The difference between weather and climate
It is important to understand that there is a difference between weather and climate. Weather describes the variations which occur in the atmosphere on a daily basis, whereas climate is the typical (or average) weather experienced at a place over a longer period of time (typically 30 years). To put it another way, if you could choose to live anywhere in the world, the climate of a country might determine where you choose to live (colder Canada or hotter Indonesia, say). Once there, the weather determines your daily choices: Sun cream or umbrella? BBQ in the garden or a party indoors?
We can divide the world into different climatic zones. Typically the climate is cooler the further you move from the equator.
An example: Snowdonia
North Wales has a distinct climate, a result of its latitude, its position on the western edge of Europe and strongly influenced by its closeness to the sea (a maritime climate). The region's climate is typified by cloudy, wet, windy but relatively mild conditions. In Snowdonia, this is a modified by the presence of mountains, which can experience harsh winter conditions.
However, this does not mean the weather in Snowdonia never changes. Just look at these two photographs of the area:
The photo on the left was taken on the 4th April 2012, the one on the right a day later. This clearly illustrates that weather is short-term, climate is long-term.
The British climate
The British Isles are within the climatic zone known as 'temperate', a zone characterized by cold winters and mild summers. The climate of Britain is quite cool, and is described as 'equable', which means 'lack of extremes'. The summers are relatively cool, winters are generally mild and there is frequent rain.
Britain's weather is quite changeable, and does not usually receive long periods of hot or cold weather, or long periods of prolonged drought or rainfall.

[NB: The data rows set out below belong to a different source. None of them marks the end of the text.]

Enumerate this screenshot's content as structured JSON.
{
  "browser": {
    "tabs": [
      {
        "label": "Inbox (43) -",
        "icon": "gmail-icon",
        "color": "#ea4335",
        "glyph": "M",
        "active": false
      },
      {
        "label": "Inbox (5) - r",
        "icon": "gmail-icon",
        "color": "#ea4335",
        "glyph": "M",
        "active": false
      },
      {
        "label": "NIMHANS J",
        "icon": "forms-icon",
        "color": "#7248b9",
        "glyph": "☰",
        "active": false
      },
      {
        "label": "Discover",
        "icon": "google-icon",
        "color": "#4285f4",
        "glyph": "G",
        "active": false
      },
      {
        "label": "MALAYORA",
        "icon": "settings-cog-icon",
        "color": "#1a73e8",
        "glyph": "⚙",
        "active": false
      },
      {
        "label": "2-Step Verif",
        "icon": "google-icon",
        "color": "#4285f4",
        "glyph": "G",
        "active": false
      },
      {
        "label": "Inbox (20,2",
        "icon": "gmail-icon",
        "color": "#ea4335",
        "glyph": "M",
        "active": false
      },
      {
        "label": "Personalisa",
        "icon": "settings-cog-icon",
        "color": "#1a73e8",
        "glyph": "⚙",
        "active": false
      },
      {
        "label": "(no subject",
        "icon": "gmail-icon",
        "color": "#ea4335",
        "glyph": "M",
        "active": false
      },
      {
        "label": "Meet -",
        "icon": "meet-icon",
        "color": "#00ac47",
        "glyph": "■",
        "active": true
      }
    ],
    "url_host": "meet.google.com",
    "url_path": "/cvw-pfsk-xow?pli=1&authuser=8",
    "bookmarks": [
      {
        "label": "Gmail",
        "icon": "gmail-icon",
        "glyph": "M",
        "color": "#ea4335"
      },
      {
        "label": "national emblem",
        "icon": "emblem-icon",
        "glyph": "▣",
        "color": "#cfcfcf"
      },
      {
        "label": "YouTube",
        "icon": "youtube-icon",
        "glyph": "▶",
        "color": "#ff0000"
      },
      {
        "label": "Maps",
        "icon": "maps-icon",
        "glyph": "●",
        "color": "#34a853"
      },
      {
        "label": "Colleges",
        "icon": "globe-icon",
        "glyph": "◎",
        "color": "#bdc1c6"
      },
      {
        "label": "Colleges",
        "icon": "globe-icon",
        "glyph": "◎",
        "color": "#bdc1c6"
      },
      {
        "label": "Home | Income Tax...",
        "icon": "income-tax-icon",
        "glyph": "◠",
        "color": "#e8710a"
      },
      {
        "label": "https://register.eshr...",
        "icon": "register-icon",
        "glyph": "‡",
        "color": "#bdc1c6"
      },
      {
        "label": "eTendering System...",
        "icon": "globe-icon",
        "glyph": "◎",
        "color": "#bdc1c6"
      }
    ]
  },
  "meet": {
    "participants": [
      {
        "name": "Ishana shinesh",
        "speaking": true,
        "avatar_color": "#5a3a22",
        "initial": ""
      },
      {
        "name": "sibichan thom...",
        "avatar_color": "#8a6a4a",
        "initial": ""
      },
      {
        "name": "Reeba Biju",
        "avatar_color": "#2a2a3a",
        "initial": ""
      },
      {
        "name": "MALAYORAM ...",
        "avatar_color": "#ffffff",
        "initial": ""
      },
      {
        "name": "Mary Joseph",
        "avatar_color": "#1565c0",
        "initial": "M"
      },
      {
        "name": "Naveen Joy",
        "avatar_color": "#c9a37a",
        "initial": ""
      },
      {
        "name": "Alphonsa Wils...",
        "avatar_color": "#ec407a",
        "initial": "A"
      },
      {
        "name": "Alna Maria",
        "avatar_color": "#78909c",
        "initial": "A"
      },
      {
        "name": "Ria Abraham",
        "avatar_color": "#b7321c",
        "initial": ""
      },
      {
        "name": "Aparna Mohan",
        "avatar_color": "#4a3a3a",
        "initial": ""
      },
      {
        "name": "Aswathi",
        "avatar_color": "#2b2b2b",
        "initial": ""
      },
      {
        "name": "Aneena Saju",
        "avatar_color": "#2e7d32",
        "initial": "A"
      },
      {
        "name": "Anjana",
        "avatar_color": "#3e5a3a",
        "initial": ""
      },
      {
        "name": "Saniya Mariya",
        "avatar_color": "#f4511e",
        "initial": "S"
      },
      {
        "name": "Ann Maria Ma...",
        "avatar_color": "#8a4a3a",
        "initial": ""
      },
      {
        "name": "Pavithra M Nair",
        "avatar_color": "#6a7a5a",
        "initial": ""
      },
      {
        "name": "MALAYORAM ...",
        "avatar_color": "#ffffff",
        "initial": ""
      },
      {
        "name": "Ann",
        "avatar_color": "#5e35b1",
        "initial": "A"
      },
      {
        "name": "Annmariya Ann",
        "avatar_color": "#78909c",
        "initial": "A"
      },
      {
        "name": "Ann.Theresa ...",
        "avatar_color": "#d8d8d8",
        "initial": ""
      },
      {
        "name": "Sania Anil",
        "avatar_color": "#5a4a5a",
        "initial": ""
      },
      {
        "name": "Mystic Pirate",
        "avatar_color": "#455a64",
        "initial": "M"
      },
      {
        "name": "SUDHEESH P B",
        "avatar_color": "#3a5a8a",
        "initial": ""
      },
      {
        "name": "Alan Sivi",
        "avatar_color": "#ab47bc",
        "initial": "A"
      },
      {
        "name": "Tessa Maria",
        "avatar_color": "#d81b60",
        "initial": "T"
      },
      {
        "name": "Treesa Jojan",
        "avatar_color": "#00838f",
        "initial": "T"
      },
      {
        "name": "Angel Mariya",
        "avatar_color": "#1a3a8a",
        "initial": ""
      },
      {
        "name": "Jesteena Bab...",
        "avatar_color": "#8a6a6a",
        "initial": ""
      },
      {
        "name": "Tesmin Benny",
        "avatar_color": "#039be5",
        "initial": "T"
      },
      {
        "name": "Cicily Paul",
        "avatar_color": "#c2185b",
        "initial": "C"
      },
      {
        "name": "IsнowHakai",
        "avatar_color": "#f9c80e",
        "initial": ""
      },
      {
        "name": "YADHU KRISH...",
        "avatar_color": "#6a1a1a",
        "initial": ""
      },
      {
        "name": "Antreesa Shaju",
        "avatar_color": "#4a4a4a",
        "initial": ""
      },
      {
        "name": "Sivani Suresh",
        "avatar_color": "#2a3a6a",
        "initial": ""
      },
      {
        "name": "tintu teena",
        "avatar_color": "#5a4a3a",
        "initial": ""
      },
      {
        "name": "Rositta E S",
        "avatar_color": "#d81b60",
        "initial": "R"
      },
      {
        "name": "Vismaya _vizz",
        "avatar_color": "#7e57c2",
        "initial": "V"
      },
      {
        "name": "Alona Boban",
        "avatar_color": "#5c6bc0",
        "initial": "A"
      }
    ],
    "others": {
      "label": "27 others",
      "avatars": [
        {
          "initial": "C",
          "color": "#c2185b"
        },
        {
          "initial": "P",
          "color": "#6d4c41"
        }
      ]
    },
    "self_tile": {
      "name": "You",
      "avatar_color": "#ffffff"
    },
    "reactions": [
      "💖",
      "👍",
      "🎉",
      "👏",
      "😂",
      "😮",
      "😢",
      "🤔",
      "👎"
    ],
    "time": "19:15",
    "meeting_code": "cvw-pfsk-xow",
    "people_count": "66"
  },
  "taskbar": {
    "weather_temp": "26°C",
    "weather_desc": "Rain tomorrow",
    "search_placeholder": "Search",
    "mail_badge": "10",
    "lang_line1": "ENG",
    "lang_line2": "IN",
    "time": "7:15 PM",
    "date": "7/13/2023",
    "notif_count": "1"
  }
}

There are many factors that affect climate, which are explored in a separate tutorial.